The full text opinion may be found here.
The Appeals Court has ruled that a Superior Court judge committed no abuse of discretion in suppressing the evidence in a cocaine case due to the commonwealth’s unpreparedness and inability to proceed at the suppression motion hearing.
“The judge’s disposition may have been severe,” Appeals Court Judge Mitchell J. Sikora said, “but it was not abusive of discretion. It came after a series of postponements, applied the criteria of the standing rule and rested upon the essential authority of the court to manage the schedule of its criminal sessions. We affirm his orders denying the Commonwealth’s motion to continue and allowing the defendants’ motion to suppress.”
The commonwealth had argued on appeal that Judge Cornelius J. Moriarty II erred in taking such a serious step without holding a hearing.
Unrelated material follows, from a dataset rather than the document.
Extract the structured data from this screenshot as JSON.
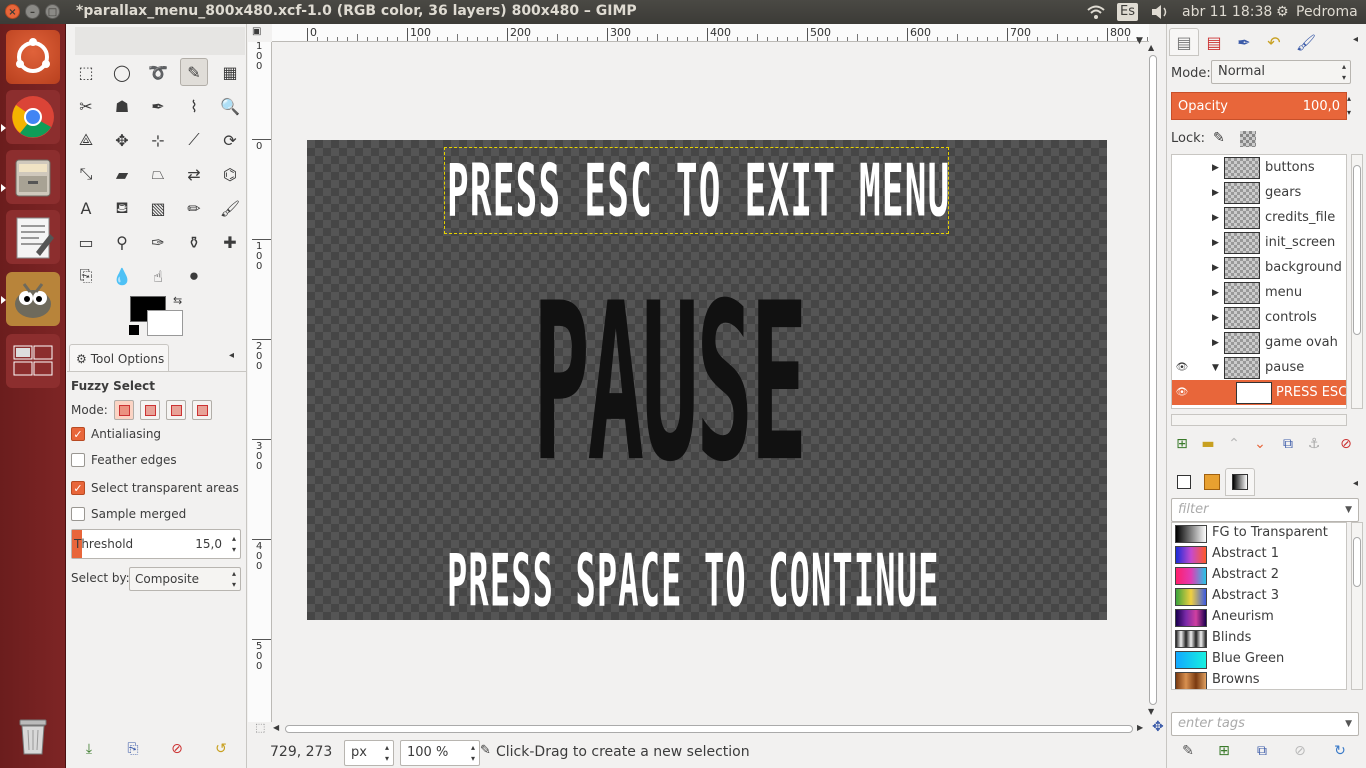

When two defendants filed a suppression motion, the court held that a judge acted permissibly in granting it, without a hearing, based on the commonwealth’s lack of preparedness and inability to proceed at the suppression hearing.